Just how prevalent is Internet pornography use? Survey data and Internet use statistics show changing patterns in the past two decades, but high rates of pornography usage have continued. In fact, not only has porn use increased on par with the growth of the Internet, it has grown faster than the Internet and is now a larger part of internet traffic. The previous edition of this book cited data from internet service providers (ISPs) showing that 20% of web traffic was porn related. More recent data shows that currently that number has grown to 30% (source).

In 2013, Google research showed that porn sites get more traffic than Netflix, Amazon, and Twitter  combined (source). In the UK, as of 2013, porn websites were being accessed more than all social networks combined, and more than all shopping websites combined (source).

 

In the USA:
64% of American men view porn at least monthly, and the percentage of Christian men is nearly the same as the culture at large
79% of men ages 18-30 view porn at least monthly.
67% of men ages 31-49 view porn at least monthly.
55% of married men view porn at least monthly.
(Digital Journal, August 14, 2014)

 

In the UK:
70% of UK teens say porn is seen as normal by their peers at school.
46% of teens said sexting is a part of everyday life for teenagers.
2/3 of girls and nearly 50% of boys said growing up would be easier if porn was harder to access.
(DailyMail, UK, August 19, 2014)
75% of Christian men view porn at least monthly.
41% of Christian men admit to being addicted to pornography.
30% of church leaders view porn regularly
(The Way, UK, January 20, 2015)

In Ireland:
83% of men and 56% of women have viewed porn.
25% of these watch it weekly.
36% who are not in a relationship view porn weekly.
(Irish News, January 17, 2015)

 

In Australia:
70% of Australian men view porn online (according to research from University of Sydney, but other surveys show the number as high as 90%).
80% of 15 to 17 year olds have had multiple exposures to hard core porn.
(Newcastle Herald, September 12, 2014)

In South Africa:
67% of men view porn several times a week
(New24.com, South Africa, March 19, 2015)

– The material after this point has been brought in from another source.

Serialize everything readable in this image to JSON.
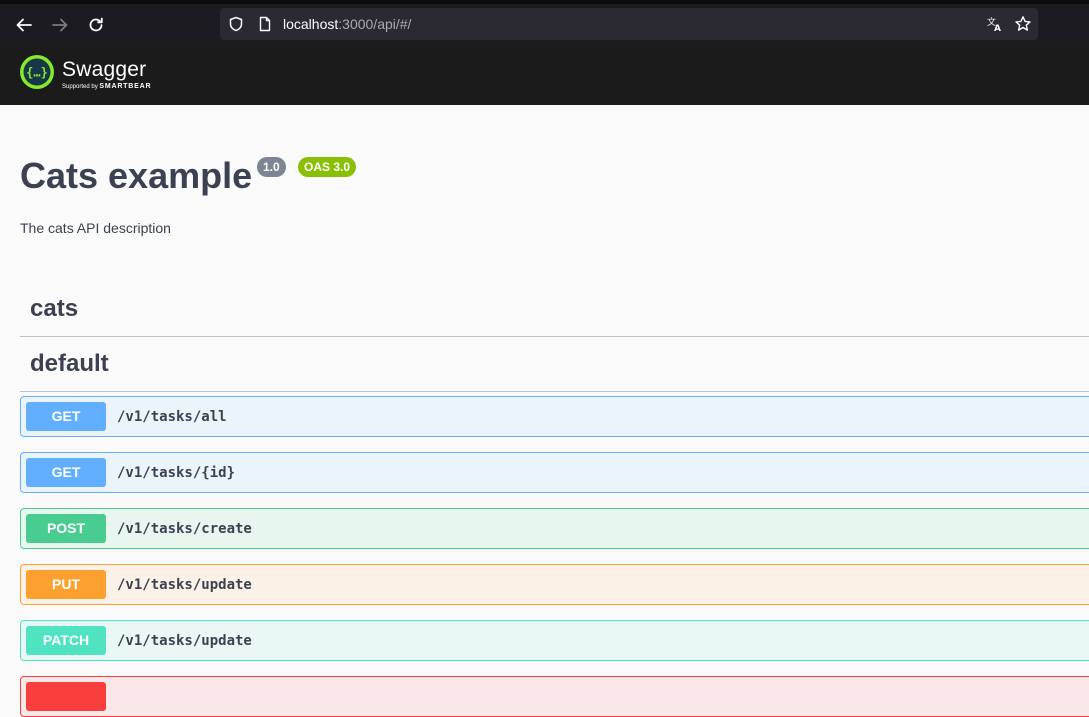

In Trinidad:
79% of men watch porn
52% of women watch porn
Trinidad has one of the highest per capita rate of searches for porn on Google
(Trinidad Express, October 18, 2014)